* YOUR OBJECTIVE *
Each line that contains the word "狸窝家园" is to be copied from the records below.

..........

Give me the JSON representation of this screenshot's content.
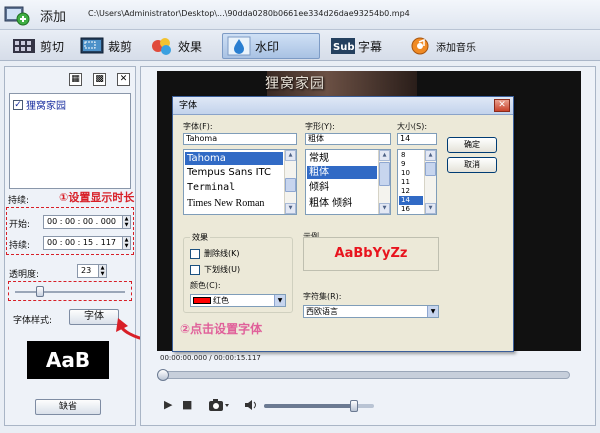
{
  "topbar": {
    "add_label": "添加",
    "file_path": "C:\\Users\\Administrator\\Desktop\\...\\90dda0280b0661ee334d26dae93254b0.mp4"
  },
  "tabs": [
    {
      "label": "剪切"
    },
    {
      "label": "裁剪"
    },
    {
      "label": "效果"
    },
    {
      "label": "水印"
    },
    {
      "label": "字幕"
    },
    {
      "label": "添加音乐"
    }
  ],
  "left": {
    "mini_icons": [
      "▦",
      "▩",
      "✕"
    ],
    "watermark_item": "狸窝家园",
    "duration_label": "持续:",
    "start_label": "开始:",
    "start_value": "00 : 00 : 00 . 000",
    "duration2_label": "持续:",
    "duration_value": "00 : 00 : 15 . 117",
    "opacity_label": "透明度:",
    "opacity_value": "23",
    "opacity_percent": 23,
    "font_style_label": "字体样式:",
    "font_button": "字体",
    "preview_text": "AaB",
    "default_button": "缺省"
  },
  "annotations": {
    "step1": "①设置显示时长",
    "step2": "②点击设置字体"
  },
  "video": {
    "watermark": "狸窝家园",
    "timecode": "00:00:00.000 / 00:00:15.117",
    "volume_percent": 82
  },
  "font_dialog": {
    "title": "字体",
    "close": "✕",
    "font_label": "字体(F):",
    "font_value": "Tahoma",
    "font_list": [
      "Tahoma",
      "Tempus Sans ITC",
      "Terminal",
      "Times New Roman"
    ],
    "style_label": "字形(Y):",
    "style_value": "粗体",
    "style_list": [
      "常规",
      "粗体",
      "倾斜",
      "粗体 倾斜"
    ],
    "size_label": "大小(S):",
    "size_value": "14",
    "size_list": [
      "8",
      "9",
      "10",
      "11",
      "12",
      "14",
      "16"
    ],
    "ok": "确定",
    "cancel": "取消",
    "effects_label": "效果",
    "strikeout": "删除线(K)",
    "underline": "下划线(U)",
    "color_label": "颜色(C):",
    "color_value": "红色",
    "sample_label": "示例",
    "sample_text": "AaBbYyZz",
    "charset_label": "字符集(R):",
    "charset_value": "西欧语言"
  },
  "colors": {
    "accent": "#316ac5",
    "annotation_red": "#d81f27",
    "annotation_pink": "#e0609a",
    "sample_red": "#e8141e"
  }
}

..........

* PROBLEM SOLUTION *
    "watermark_item": "狸窝家园",
    "watermark": "狸窝家园",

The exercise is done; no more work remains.